- ALGOL 68
- Raspberry Pi
- Raspberry Pi 3
- Raspberry Pi Zero W
- X windows
- Networking with SIMH (or QEMU) on Debian (buster)
- Drawing graphs using SVG
- Installing lighttpd with support for Python CGI scripts
- Using the serial console device on a Raspberry Pi
- Accessing serial devices using Python
- Configuring the Pi Zero USB port as a serial device
- Using Algol 68 to print the Fibonacci series
- Determine MTU size using ping
- Implementing 'cat' in Python (reading a file character by character)
- Setting the network MTU size
- GNOME 3 Customizing the login screen
- Prompting for a Yes/No response (BASH)
- Booting in Text Mode with GRUB2
- Creating a seperate home partition (Raspberry Pi)
- Minimal GNOME 3 Install on Debian (jessie)
- Set Linux Console Height and Width
- Compairing version numbers
- 687,160 hits
Tag Archives: wheezy
I recently wanted to experiment with one of my machines by adding a second network card and using it to forward packets from one network to another.
There are several ways to check which version of Debian, Ubuntu or Raspbian you are running.
By default the root password is locked to prevent you from being able to login as root on Debian/Raspbian, and for good reason.
Though modern solid state drives can now store a large amount of data they differ from conventional disks in a number of ways.
There have been a number of times when having got my Raspberry Pi all set up and ready to take time-lapse photographs, or just when I think I have finished configuring it as a music player, the moment I tuck … Continue reading
I can’t believe I haven’t written this up before as I’ve been using an ftp server long enough!
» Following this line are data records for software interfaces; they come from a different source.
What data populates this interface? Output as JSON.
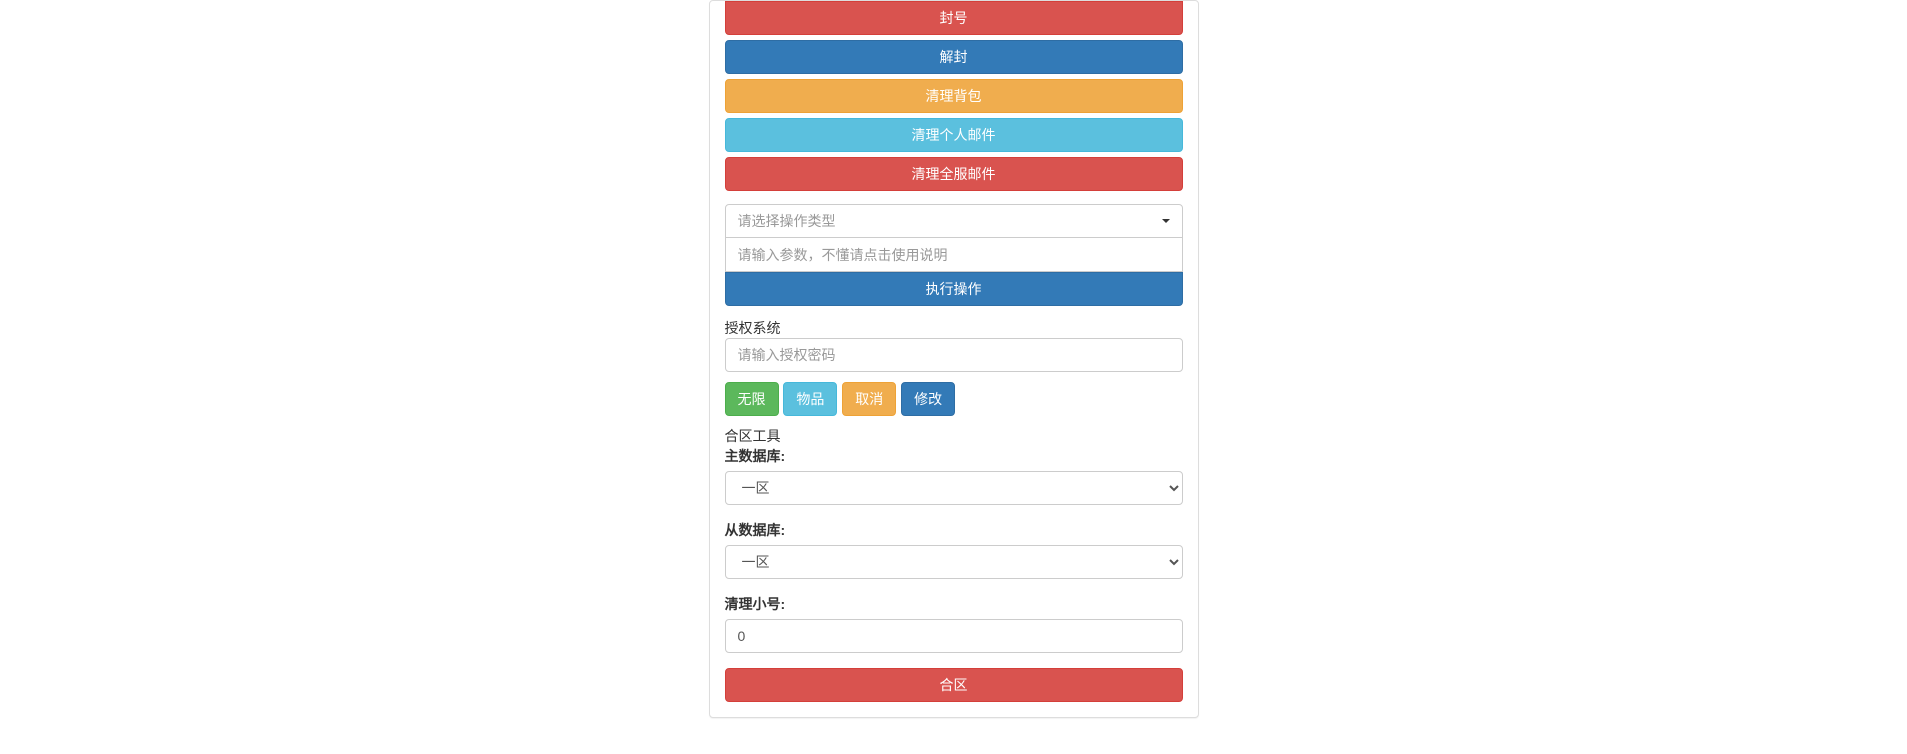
{
  "actions": {
    "ban": "封号",
    "unban": "解封",
    "clear_bag": "清理背包",
    "clear_personal_mail": "清理个人邮件",
    "clear_server_mail": "清理全服邮件"
  },
  "operation": {
    "type_placeholder": "请选择操作类型",
    "param_placeholder": "请输入参数，不懂请点击使用说明",
    "execute": "执行操作"
  },
  "auth": {
    "label": "授权系统",
    "password_placeholder": "请输入授权密码",
    "unlimited": "无限",
    "item": "物品",
    "cancel": "取消",
    "modify": "修改"
  },
  "merge": {
    "title": "合区工具",
    "main_db_label": "主数据库:",
    "sub_db_label": "从数据库:",
    "clear_alt_label": "清理小号:",
    "option": "一区",
    "clear_value": "0",
    "merge_btn": "合区"
  }
}
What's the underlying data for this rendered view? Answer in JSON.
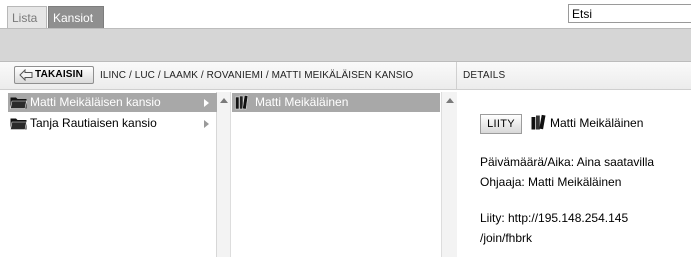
{
  "tabs": {
    "list": "Lista",
    "folders": "Kansiot"
  },
  "search": {
    "value": "Etsi"
  },
  "toolbar": {
    "back_label": "TAKAISIN"
  },
  "breadcrumb": "ILINC / LUC / LAAMK / ROVANIEMI / MATTI MEIKÄLÄISEN KANSIO",
  "details_header": "DETAILS",
  "folders": [
    {
      "label": "Matti Meikäläisen kansio",
      "selected": true
    },
    {
      "label": "Tanja Rautiaisen kansio",
      "selected": false
    }
  ],
  "rooms": [
    {
      "label": "Matti Meikäläinen",
      "selected": true
    }
  ],
  "details": {
    "join_button": "LIITY",
    "room_name": "Matti Meikäläinen",
    "datetime_line": "Päivämäärä/Aika: Aina saatavilla",
    "host_line": "Ohjaaja: Matti Meikäläinen",
    "link_line1": "Liity: http://195.148.254.145",
    "link_line2": "/join/fhbrk"
  },
  "colors": {
    "selected_row": "#a8a8a8",
    "active_tab": "#8f8f8f",
    "strip": "#d6d6d6"
  },
  "icons": [
    "back-arrow-icon",
    "folder-icon",
    "chevron-right-icon",
    "scroll-up-icon",
    "book-icon"
  ]
}
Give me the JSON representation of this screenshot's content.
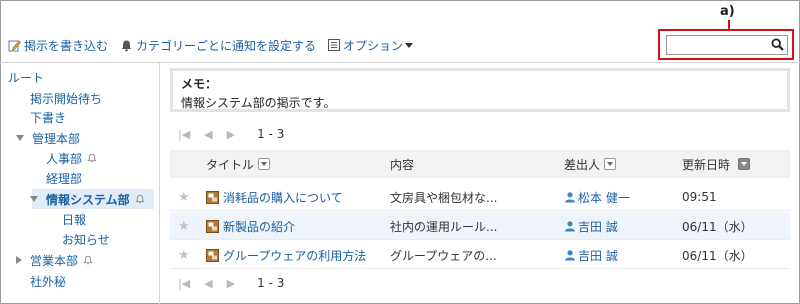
{
  "annotation": {
    "label": "a)"
  },
  "toolbar": {
    "post_label": "掲示を書き込む",
    "notify_label": "カテゴリーごとに通知を設定する",
    "options_label": "オプション"
  },
  "search": {
    "value": "",
    "placeholder": ""
  },
  "sidebar": {
    "items": [
      {
        "label": "ルート"
      },
      {
        "label": "掲示開始待ち"
      },
      {
        "label": "下書き"
      },
      {
        "label": "管理本部"
      },
      {
        "label": "人事部"
      },
      {
        "label": "経理部"
      },
      {
        "label": "情報システム部"
      },
      {
        "label": "日報"
      },
      {
        "label": "お知らせ"
      },
      {
        "label": "営業本部"
      },
      {
        "label": "社外秘"
      }
    ]
  },
  "memo": {
    "title": "メモ：",
    "body": "情報システム部の掲示です。"
  },
  "pager": {
    "range": "1 - 3"
  },
  "table": {
    "headers": {
      "title": "タイトル",
      "content": "内容",
      "sender": "差出人",
      "updated": "更新日時"
    },
    "rows": [
      {
        "title": "消耗品の購入について",
        "content": "文房具や梱包材な...",
        "sender": "松本 健一",
        "date": "09:51"
      },
      {
        "title": "新製品の紹介",
        "content": "社内の運用ルール...",
        "sender": "吉田 誠",
        "date": "06/11（水）"
      },
      {
        "title": "グループウェアの利用方法",
        "content": "グループウェアの...",
        "sender": "吉田 誠",
        "date": "06/11（水）"
      }
    ]
  },
  "colors": {
    "link": "#1b5fa5",
    "highlight": "#d0121b",
    "selected_bg": "#e2ecf7",
    "alt_row_bg": "#eef4fa"
  }
}
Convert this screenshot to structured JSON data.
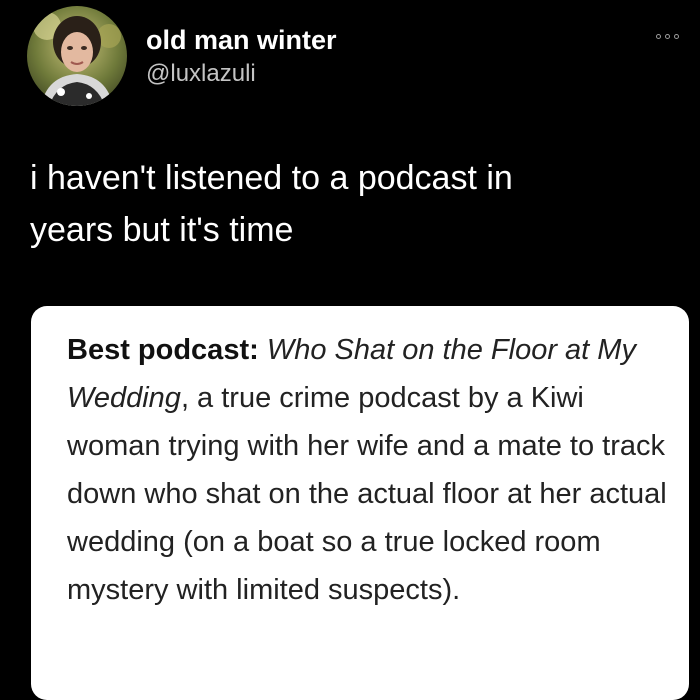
{
  "author": {
    "display_name": "old man winter",
    "handle": "@luxlazuli",
    "avatar_icon": "profile-photo"
  },
  "more_icon": "more-options-icon",
  "tweet": {
    "text_line_1": "i haven't listened to a podcast in",
    "text_line_2": "years but it's time"
  },
  "card": {
    "label": "Best podcast:",
    "title": "Who Shat on the Floor at My Wedding",
    "rest": ", a true crime podcast by a Kiwi woman trying with her wife and a mate to track down who shat on the actual floor at her actual wedding (on a boat so a true locked room mystery with limited suspects)."
  },
  "colors": {
    "background": "#000000",
    "text": "#ffffff",
    "handle": "#c4c4c4",
    "card_background": "#ffffff",
    "card_text": "#222222"
  }
}
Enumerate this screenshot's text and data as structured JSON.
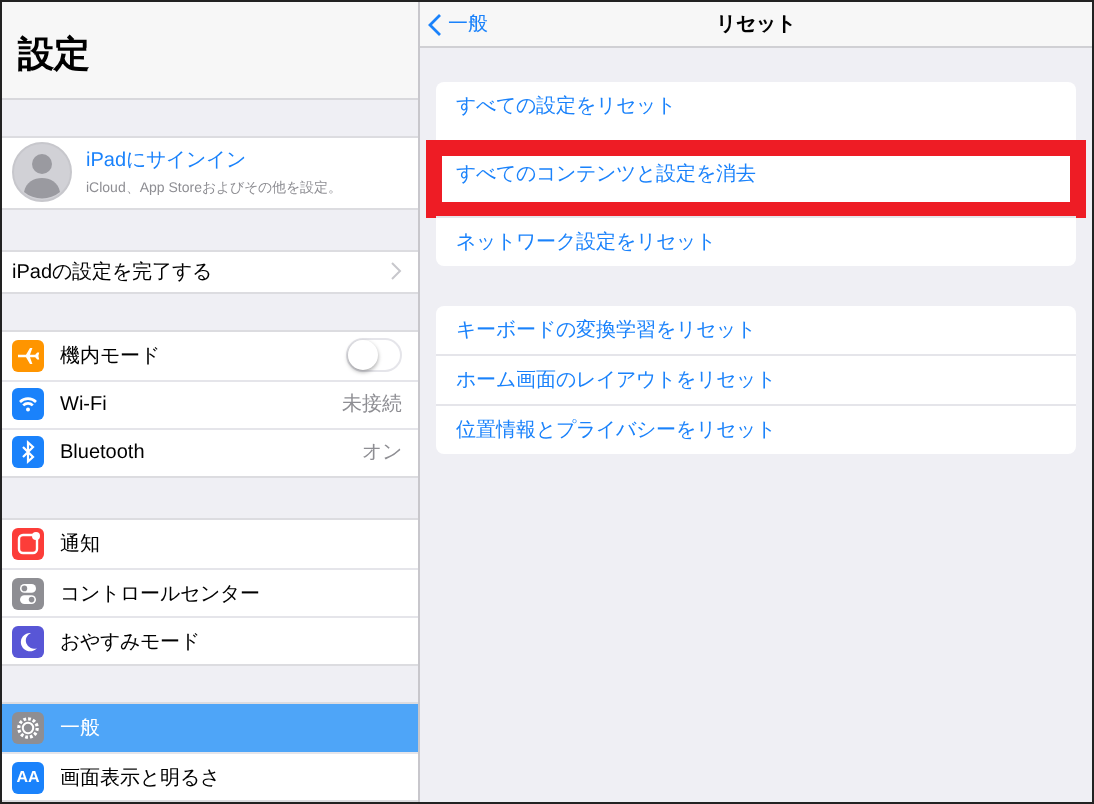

There are several different FTP servers available, including ProFTPD, WU-FTPD, Pure-FTPd, and vsftpd.
I recently encountered a problem with a program that simply crashed when I tried to run it after it had been updated, unfortunately it didn’t give any indication what caused the crash other than the error message ‘Segmentation Fault‘
The process here should work for most USB wireless devices, and should work on both a Raspberry Pi and an ordinary PC running Debian (or even Ubuntu) provided the device is supported by the current kernel.
If you are connecting to an X Window session on one machine remotly from another machine running X Windows then by default you will not be able to shut down or reboot the system from the login screen, and will … Continue reading
Unless I’m messing about with a legacy desktop or low-cost digital signage I generally connect to my Raspberry Pi from my PC or laptop using a USB console cable.